And so it was with Publish What You Fund, an organisation that was established only six years ago but has already been enormously influential in taking forward its mission – to persuade aid organisations to be transparent about how much aid they are giving, where and for what.
Why do they do this? Well, one story that we heard when helping them to renew their strategy was that after Typhoon Hyan hit the Philippines, the government had little idea as to what aid was arriving in the country, leading to real problems in knowing how best to help those in need.
This problem goes right through the aid sector, leading to inefficiencies and, on occasion, corrupt or inappropriate use of aid.

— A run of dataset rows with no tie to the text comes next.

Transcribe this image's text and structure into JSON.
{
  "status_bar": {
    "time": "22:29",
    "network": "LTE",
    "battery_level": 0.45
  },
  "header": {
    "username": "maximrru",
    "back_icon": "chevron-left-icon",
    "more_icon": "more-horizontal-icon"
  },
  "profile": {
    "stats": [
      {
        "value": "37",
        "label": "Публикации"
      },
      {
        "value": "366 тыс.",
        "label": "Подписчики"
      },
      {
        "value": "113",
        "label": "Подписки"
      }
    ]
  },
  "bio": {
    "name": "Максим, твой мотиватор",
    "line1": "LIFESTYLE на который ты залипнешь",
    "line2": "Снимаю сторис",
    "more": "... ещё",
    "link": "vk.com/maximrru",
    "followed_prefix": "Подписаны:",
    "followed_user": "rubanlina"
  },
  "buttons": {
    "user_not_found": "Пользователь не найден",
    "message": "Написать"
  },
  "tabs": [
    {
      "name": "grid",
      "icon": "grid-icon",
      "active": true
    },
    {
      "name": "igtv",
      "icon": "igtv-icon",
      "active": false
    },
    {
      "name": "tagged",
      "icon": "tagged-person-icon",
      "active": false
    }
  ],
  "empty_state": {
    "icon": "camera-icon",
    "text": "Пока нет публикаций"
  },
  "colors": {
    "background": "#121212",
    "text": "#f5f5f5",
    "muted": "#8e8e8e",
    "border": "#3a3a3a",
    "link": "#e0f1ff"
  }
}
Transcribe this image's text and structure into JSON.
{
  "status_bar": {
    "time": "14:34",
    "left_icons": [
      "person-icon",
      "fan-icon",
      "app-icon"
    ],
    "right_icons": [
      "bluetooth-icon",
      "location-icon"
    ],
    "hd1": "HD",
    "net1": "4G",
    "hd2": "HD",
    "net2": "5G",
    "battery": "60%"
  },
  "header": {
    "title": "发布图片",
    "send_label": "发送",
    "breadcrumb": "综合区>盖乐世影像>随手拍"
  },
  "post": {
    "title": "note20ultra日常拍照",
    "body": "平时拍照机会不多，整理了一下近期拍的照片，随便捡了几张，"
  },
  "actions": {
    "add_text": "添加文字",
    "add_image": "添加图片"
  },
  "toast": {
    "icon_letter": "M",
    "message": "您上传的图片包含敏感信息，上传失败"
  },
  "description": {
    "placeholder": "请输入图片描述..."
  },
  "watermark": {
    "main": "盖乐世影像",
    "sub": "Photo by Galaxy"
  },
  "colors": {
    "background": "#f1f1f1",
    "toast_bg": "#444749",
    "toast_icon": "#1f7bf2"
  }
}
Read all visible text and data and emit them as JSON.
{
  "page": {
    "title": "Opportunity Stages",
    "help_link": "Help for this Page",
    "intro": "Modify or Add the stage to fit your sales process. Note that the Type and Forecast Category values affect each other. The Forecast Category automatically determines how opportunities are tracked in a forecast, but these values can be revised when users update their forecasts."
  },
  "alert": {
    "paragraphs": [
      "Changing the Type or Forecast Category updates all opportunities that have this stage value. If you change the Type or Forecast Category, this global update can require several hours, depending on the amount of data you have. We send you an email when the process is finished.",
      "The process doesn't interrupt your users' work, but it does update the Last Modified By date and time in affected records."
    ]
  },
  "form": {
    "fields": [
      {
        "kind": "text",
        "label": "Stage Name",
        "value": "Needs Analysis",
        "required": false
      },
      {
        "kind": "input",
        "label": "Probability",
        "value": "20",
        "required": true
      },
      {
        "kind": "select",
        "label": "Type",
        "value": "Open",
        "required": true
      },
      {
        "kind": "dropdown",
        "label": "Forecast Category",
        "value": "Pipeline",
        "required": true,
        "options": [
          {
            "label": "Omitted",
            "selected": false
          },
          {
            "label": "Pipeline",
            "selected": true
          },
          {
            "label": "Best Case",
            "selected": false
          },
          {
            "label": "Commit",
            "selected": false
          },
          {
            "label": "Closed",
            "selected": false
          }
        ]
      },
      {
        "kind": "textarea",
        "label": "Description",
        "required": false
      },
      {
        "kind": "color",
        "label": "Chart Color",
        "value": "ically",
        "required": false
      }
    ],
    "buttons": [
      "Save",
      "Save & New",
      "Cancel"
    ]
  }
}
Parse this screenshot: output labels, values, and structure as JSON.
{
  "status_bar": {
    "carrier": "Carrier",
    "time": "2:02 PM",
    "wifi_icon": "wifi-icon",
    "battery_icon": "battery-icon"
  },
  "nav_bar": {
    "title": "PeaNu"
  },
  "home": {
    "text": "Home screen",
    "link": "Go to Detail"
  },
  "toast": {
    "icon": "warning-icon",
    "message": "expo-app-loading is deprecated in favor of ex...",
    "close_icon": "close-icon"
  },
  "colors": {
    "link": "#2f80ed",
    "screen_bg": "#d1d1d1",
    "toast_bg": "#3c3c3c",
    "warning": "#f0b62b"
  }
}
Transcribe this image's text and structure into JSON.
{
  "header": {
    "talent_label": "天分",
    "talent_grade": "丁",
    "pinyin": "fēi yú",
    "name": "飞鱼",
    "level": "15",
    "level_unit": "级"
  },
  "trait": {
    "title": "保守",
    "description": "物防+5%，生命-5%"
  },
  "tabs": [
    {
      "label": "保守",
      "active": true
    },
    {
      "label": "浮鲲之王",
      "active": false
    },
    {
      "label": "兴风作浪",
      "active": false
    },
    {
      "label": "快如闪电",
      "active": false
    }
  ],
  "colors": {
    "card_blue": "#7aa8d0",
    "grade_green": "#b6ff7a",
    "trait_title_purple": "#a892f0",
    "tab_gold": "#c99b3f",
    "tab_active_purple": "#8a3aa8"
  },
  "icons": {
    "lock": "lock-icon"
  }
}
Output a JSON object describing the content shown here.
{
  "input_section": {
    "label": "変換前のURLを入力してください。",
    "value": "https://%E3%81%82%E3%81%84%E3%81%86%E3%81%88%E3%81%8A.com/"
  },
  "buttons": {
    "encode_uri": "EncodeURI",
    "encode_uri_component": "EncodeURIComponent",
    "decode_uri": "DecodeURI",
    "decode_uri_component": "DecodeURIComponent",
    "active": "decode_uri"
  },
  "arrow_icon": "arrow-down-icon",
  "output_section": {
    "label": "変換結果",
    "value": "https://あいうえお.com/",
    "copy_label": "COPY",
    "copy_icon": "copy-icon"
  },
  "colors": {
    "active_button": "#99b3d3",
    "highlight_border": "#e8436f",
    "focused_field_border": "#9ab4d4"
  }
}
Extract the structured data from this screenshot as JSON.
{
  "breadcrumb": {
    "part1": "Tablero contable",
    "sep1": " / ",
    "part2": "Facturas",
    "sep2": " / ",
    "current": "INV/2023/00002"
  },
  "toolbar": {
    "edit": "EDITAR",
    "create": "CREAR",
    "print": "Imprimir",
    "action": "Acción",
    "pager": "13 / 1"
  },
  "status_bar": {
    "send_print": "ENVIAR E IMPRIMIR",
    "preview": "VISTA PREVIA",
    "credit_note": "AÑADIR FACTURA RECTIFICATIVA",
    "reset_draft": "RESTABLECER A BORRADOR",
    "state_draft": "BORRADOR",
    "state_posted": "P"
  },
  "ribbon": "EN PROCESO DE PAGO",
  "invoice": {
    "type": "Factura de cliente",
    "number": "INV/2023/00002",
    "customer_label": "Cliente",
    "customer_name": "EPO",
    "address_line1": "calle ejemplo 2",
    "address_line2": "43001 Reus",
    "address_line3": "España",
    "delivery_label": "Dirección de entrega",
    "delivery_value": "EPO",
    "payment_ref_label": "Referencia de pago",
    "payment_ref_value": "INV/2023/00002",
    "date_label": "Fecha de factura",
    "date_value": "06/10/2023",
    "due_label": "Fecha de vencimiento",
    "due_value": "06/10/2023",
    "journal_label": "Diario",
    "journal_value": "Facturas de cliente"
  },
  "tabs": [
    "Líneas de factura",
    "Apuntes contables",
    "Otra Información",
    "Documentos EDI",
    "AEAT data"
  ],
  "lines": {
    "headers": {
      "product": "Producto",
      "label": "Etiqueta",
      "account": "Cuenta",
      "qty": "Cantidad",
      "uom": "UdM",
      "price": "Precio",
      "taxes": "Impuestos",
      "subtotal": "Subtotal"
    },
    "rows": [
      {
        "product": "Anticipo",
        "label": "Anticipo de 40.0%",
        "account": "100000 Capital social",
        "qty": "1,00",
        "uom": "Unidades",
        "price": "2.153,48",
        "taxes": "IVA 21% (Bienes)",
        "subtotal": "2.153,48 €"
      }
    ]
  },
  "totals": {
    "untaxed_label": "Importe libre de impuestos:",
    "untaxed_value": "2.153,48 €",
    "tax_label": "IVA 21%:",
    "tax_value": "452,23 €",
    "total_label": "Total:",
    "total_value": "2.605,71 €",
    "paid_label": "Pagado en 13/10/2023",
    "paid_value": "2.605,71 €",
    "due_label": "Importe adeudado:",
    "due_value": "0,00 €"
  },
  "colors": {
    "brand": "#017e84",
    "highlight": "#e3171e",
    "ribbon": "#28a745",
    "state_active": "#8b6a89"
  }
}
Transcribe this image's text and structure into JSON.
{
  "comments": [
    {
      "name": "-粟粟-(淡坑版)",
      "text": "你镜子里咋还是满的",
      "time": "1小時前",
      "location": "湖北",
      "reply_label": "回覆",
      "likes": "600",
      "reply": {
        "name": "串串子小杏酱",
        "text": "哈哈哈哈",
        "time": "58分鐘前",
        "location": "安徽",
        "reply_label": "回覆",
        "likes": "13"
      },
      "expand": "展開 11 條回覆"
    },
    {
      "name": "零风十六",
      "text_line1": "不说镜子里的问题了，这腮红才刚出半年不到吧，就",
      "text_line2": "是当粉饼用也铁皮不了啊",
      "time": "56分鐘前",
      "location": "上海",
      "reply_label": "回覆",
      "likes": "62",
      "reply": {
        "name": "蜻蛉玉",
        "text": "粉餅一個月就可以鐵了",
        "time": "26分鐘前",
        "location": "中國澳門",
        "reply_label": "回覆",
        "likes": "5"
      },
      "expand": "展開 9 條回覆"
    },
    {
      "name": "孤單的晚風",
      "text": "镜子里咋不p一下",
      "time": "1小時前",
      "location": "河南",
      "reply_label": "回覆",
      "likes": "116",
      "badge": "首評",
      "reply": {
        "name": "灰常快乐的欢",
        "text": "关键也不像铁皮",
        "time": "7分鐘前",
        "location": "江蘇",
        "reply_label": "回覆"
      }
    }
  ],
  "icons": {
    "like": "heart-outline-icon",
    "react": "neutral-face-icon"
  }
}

So this small band of people set out to change this situation, and six years later over 200 donor organisations have started publishing their information in a common, open standard that can be freely accessed, used and compared.
How have they been so successful? Rachel Rank, Deputy Director said: “People often say to us ‘Oh you are so lucky having such a clear focus for your work’, to which we reply – ‘That is no mistake’. The clear request that we are making of aid organisations – and the fact that we closely track their progress through an annual Aid Transparency Index, just makes our job a lot clearer. Not easy, but clear”.
Recent big wins include France, Japan and the U.S. starting to make their aid information more available. This was a result of targeted advocacy combined with technical advice by the organisation.
Publish What You Fund asked One Leadership to help them to renew their strategy. When your organisation is trying to lead big change in the world, shifting systems or taking on the most complex challenges, we liken the process to trying to move an elephant – if you only have a small amount of pressure to apply, you need to ensure that your pin is sharp. And that your team is working as one to apply that pressure together.
Liz Steele, European Representative, said: “Alister and Ollie from One Leadership helped us work through an enormous amount of possible options whilst at the same time creating an even greater sense of cohesion and fun in the team at a time when we could easily have descended into long-winded discussions that made little progress. By developing a positive environment of trust and creativity they enabled us to identify our strengths and address our challenges, empowering us to work together more effectively to take forward our strategic planning process.”